    I just saw the end of the last post, “I think that everyone knows a lot about themselves” – I think this is probably true, what people don’t know is how to like that person. If you don’t do and like all the things that society leads you to believe are the right things then I guess you feel like you’re not such a ‘good’ person, at least that’s how I feel anyway.
    Well, I have to say that I’m really glad I found this site, woken me up to a whole new way of thinking about myself. Thank you.

  • The start of freedom and the realization that you aren’t “the one who thinks”.
    The moment when you start observing who thinks, an higher level of consciousness is active.
    You account to yourself for being of a huge realm of an intelligence that goes beyond the thought and it is only the smallest aspect of that intelligence.
    You understand the that all the things really important, as beauty, love, creativity, happiness, interior peace, are born outside the mind.
    ECKHART TOLLE
    I always thought the outer world is only a mirror of what we are inside, but now I feel the desire to explore the infinite inside us.
    We are sometimes afraid of looking inside us, because we identify ourselves with the outer world, we feel that information, emotions overwhelm us, but it’s only a small test to overcome and to find our inner treasure and to start a fantastic adventure.
    The fear is born because we derive our identity from the world. This is the realm of ego that needs to be always reassured and some appreciations. If we identify ourselves with the outer world the trust of us comes from what the others says about us. So we spend our life at the mercy of the wages between moments of glory and depression. Understand that the outer world is only a ripple of the ocean makes feel us fundamental.

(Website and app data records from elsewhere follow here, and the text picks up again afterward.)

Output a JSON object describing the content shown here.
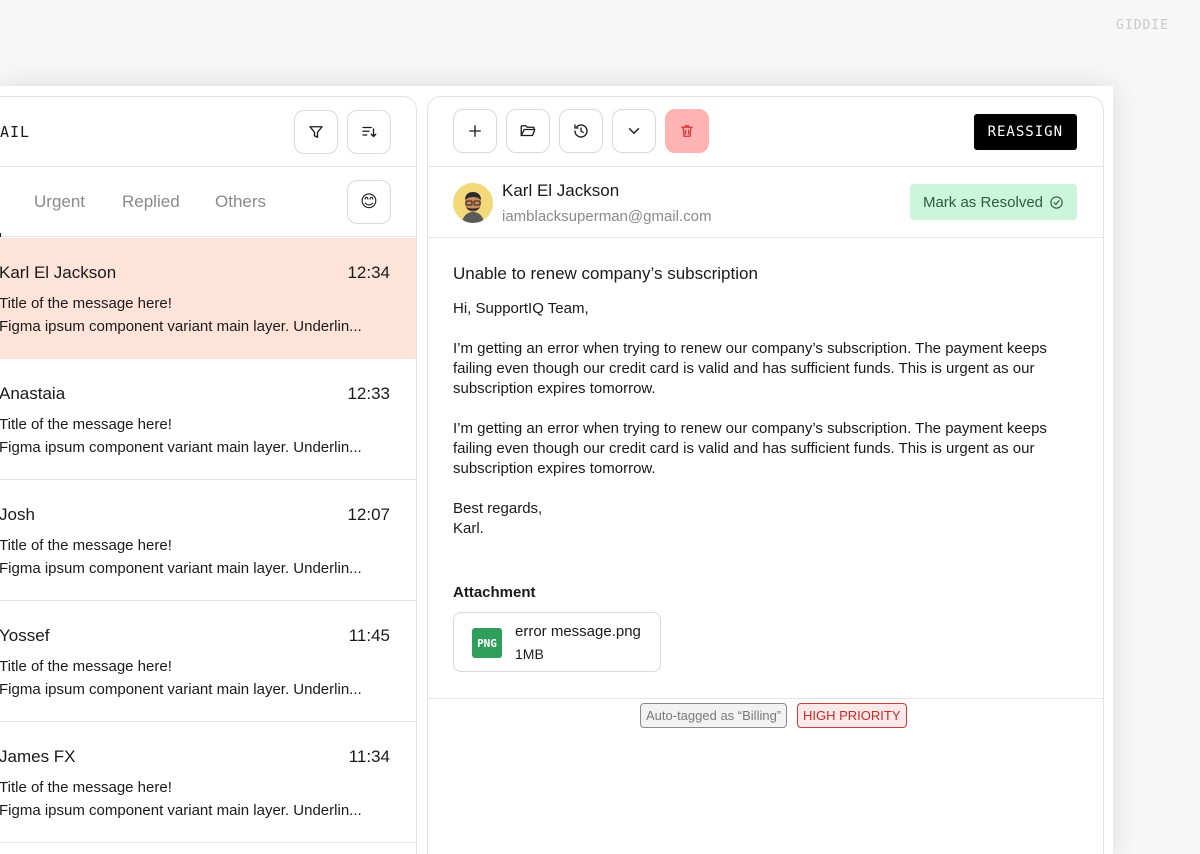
{
  "brand": "GIDDIE",
  "inbox": {
    "title": "AIL",
    "tabs": [
      "Urgent",
      "Replied",
      "Others"
    ],
    "emoji": "😊",
    "messages": [
      {
        "name": "Karl El Jackson",
        "time": "12:34",
        "title": "Title of the message here!",
        "preview": "Figma ipsum component variant main layer. Underlin..."
      },
      {
        "name": "Anastaia",
        "time": "12:33",
        "title": "Title of the message here!",
        "preview": "Figma ipsum component variant main layer. Underlin..."
      },
      {
        "name": "Josh",
        "time": "12:07",
        "title": "Title of the message here!",
        "preview": "Figma ipsum component variant main layer. Underlin..."
      },
      {
        "name": "Yossef",
        "time": "11:45",
        "title": "Title of the message here!",
        "preview": "Figma ipsum component variant main layer. Underlin..."
      },
      {
        "name": "James FX",
        "time": "11:34",
        "title": "Title of the message here!",
        "preview": "Figma ipsum component variant main layer. Underlin..."
      }
    ]
  },
  "toolbar": {
    "reassign_label": "REASSIGN"
  },
  "email": {
    "sender_name": "Karl El Jackson",
    "sender_email": "iamblacksuperman@gmail.com",
    "resolve_label": "Mark as Resolved",
    "subject": "Unable to renew company’s subscription",
    "greeting": "Hi, SupportIQ Team,",
    "para1": "I’m getting an error when trying to renew our company’s subscription. The payment keeps failing even though our credit card is valid and has sufficient funds. This is urgent as our subscription expires tomorrow.",
    "para2": "I’m getting an error when trying to renew our company’s subscription. The payment keeps failing even though our credit card is valid and has sufficient funds. This is urgent as our subscription expires tomorrow.",
    "signoff": "Best regards,",
    "signature": "Karl.",
    "attachment_label": "Attachment",
    "attachment": {
      "type": "PNG",
      "name": "error message.png",
      "size": "1MB"
    }
  },
  "tags": {
    "auto": "Auto-tagged as “Billing”",
    "priority": "HIGH PRIORITY"
  },
  "colors": {
    "active_row": "#fde3d8",
    "resolve_bg": "#ccf5dc",
    "delete_bg": "#ffb3b3",
    "priority": "#c42b2b",
    "png_icon": "#2f9e5b"
  }
}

    We sometimes need dramatic events in the life to go beyond the appearances. The truth, at levels deeper and deeper, is always and only inside us and in no other where.
    The western society is based on the fundamental mistake “cogito ergo sum” according to the man is sure to be cause he’s a subject who has doubt, so he thinks.
    Now we analyze the thought. It is formed by everything have been taught us, by the environment where we live, by the hopes that we have, so by our past, by our believes.
    The thought let us repeat the way of minimal resistance and live in a comfortable zone, maybe with different characters and backgrounds. In other case it push us in a future where we can foresee what will happen. Seldom we are relaxing in the deep ocean of today, but it’s here and now where we can find really us, beyond the reason.
    To reach again the consciousness of the Be and live in this situation of instinctive realization of union is the flash of inspiration.
    Inspiration means find our true nature beyond the name and the form.
    The inability to perceive this state of connection from the origin to the illusion of separation from ourselves and from the world around us.
    We think of us as isolated fragments and the interior and exterior struggles become an habit.
    Nowadays our problem is not to succeed in giving up think of, we bear compulsive thought but we don’t understand because according to us it’s normal.
    http://www.meditationinlove.com
    This endless noise doesn’t let us live in our interior calm and it creates a wall, realized by the reason, made of concepts, labels, images, words and judgments, that stops every relationship.
    This wall of mind creates the illusion of “you” and “other” totally separated, forgetting our intimate union with everything exist, that overcomes physical appearances. […]

  • yeah so many people talk about being present NOW, that’s really good idea. It’s take a lot of focus to do that, not as simple as saying it.
    Forgive your past, more hopes in your futures. Than all what human natures must do for the happiness, right?